17. Wilson RC, Jones PW. A comparison of the visual analogue scale and modified Borg scale for the measurement of dyspnoea during exercise. Clin Sci (Lond). 1989 Mar;76(3):277-82. [ Links ]

18. Perini R, Veicsteinas A. Heart rate variability and autonomic activity at rest and during exercise in various physiological conditions. Eur J Appl Physiol. 2003 Oct;90(3-4):317-25. PMid:13680241. http://dx.doi.org/10.1007/s00421-003-0953-9Links ]

19. Pöyhönen M, Syväoja S, Hartikainen J, Ruokonen E, Takala J. The effect of carbon dioxide, respiratory rate and tidal volume on human heart rate variability. Acta Anaesthesiol Scand. 2004 Jan;48(1):93-101. PMid:14674979. http://dx.doi.org/10.1111/j.1399-6576.2004.00272.xLinks ]

20. Zouhal H, Jacob C, Delamarche P, Gratas-Delamarche A. Catecholamines and the effects of exercise, training and gender. Sports Med. 2008;38(5):401-23. PMid:18416594. http://dx.doi.org/10.2165/00007256-200838050-00004Links ]

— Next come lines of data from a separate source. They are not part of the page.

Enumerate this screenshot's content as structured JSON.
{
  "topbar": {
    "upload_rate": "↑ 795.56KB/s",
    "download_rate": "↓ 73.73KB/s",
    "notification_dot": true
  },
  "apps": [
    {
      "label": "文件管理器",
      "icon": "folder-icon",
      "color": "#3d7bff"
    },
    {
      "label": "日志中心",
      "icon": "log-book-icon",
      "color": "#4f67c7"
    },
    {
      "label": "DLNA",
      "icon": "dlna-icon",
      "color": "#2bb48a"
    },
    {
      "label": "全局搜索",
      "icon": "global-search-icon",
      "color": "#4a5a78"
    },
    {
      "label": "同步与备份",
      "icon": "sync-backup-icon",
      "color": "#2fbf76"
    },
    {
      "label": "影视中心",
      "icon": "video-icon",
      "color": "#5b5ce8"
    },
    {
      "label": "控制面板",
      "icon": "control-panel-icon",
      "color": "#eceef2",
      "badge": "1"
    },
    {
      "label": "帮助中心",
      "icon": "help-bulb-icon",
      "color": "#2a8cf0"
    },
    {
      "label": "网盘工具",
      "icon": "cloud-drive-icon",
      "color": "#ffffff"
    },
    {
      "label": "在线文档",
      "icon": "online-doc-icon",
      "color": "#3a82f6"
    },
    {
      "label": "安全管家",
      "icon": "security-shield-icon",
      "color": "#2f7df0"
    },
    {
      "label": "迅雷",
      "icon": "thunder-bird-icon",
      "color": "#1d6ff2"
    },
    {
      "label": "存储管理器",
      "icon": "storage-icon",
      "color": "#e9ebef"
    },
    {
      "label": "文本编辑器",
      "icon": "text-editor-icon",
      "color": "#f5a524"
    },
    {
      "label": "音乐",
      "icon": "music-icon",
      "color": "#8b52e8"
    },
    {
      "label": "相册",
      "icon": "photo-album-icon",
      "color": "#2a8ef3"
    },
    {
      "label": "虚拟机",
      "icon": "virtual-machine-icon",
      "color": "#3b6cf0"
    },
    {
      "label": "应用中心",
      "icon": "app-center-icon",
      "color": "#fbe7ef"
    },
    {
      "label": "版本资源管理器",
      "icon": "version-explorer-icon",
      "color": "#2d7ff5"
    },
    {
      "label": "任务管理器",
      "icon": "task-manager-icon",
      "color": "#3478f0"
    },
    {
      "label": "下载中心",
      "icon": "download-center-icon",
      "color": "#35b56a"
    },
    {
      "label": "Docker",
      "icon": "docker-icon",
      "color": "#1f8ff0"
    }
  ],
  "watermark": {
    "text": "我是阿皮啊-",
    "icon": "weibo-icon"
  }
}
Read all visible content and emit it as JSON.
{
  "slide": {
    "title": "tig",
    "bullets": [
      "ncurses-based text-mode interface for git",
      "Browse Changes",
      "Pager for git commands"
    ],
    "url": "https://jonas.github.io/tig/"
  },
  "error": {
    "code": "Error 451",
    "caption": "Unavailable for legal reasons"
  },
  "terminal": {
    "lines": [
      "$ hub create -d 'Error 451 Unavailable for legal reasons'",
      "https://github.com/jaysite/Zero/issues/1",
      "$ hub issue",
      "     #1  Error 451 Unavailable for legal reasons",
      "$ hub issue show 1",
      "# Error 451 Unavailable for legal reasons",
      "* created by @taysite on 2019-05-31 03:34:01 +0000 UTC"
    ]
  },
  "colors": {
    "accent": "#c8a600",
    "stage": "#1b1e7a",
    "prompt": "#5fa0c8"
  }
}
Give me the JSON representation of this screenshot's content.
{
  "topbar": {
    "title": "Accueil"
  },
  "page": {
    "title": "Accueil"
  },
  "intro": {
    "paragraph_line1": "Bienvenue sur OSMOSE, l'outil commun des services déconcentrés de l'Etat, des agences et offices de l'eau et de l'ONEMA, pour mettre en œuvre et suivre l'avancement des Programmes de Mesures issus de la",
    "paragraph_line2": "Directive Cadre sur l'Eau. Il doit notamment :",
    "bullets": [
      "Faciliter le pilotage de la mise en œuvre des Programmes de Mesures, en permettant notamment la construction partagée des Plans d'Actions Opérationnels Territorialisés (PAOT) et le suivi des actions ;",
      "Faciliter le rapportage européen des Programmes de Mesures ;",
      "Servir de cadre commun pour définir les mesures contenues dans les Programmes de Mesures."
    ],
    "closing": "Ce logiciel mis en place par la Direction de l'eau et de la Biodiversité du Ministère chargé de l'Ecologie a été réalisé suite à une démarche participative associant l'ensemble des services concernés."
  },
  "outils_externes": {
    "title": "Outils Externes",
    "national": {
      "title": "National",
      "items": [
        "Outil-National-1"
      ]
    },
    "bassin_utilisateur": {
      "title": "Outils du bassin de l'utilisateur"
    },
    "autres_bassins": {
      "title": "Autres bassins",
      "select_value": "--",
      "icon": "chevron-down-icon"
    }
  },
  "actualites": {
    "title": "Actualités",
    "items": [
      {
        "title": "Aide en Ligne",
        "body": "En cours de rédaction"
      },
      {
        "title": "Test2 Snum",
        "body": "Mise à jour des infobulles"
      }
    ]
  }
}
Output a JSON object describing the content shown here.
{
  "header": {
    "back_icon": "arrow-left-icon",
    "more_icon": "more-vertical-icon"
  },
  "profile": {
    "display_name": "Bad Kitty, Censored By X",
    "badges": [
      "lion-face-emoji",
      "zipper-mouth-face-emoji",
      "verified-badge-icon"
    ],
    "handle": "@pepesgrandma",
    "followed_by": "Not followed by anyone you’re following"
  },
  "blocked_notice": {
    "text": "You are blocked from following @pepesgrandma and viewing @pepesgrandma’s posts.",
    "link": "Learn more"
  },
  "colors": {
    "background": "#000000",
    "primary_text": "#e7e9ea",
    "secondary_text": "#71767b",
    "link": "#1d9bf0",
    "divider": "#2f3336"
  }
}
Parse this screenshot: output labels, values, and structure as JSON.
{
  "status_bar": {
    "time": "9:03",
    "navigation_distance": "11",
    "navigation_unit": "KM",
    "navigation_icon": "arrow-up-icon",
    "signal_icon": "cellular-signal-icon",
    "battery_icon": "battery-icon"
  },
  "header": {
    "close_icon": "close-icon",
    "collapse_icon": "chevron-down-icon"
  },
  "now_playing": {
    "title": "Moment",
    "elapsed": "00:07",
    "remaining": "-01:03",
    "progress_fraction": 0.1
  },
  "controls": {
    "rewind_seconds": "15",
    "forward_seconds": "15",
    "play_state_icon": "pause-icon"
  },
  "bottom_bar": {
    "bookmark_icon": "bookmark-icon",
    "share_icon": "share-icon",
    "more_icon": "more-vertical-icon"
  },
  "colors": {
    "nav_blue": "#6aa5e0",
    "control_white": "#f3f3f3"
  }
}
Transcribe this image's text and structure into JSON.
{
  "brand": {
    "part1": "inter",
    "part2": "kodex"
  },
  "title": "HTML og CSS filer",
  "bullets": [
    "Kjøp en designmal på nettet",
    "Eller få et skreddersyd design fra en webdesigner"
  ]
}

21. Heindl S, Lehnert M, Crie'e CP, Hasenfuss G, Andreas S. Marked sympathetic activation in patients with chronic respiratory failure. Am J Respir Crit Care Med. 2001 Aug 15;164(4):597-601. PMid:11520722. http://dx.doi.org/10.1164/ajrccm.164.4.2007085Links ]

22. Almeida MB, Araújo CGS. Effects of aerobic training on heart rate. Rev Bras Ciênc Esporte. 2003 Mar-Abr;9(2):113-20. [ Links ]

23. Hull SS Jr, Vanoli E, Adamson PB, De Ferrari GM, Foreman RD, Schwartz PJ. Do increases in markers of vagal activity imply protection from sudden death? The case of scopolamine. Circulation. 1995 May 15;91(10):2516-9. PMid:7743612. http://dx.doi.org/10.1161/01.CIR.91.10.2516Links ]

24. Tükek T, Yildiz P, Atilgan D, Tuzcu V, Eren M, Erk O, et al. Effect of diurnal variability of heart rate on development of arrhythmia in patients with chronic obstructive pulmonary disease. Int J Cardiol. 2003 Apr;88(2-3):199-206. http://dx.doi.org/10.1016/S0167-5273(02)00402-3Links ]

25. Kleiger RE, Senior RM. Long-term electrocardiographic monitoring of ambulatory patients with chronic airway obstruction. Chest. 1974 May;65(5):483-7. PMid:4274977. http://dx.doi.org/10.1378/chest.65.5.483Links ]

26. Borghi-Silva A, Reis MS, Mendes RG, Pantoni CB, Simões RP, Martins LE, et al. Noninvasive ventilation acutely modifies heart rate variability in chronic obstructive pulmonary disease patients. Respiratory Medicine. 2008 Aug;102(8):1117-23. PMid:18585024. http://dx.doi.org/10.1016/j.rmed.2008.03.016Links ]

27. Borghi-Silva A, Arena R, Castello V, Simões RP, Martins LE, Catai AM, et al. Aerobic exercise training improves autonomic nervous control in patients with COPD. Respir Med. 2009 Oct;103(10):1503-10. PMid:19464865. http://dx.doi.org/10.1016/j.rmed.2009.04.015Links ]

28. Volterrani M, Scalvini S, Mazzuero G, Lanfranchi P, Colombo R, Clark AL, et al. Decreased heart rate variability in patients with chronic obstructive pulmonary disease. Chest. 1994 Nov;106(5):1432-7. PMid:7956396. http://dx.doi.org/10.1378/chest.106.5.1432Links ]

29. Task Force of the European Society of Cardiology and the North American Society of Pacing and Electrophysiology. Heart rate variability: standards of measurements, physiological interpretation, and clinical use. Circulation. 1996 Mar 1;93(5):1043-65. PMid:8598068. http://dx.doi.org/10.1161/01.CIR.93.5.1043Links ]

Received: April 19, 2012; Revised: October 01, 2012; Accepted: January 28, 2013

Correspondence Vanessa Resqueti Universidade Federal do Rio Grande do Norte Laboratório de Desempenho Pneumo CardioVascular e Músculos Respiratórios Departamento de Fisioterapia CP 1524, Campus Universitário Lagoa Nova CEP 59072-970, Natal, RN, Brasil e-mail: vanessaresqueti@hotmail.com

Creative Commons License This is an Open Access article distributed under the terms of the Creative Commons Attribution Non-Commercial License, which permits unrestricted non-commercial use, distribution, and reproduction in any medium, provided the original work is properly cited.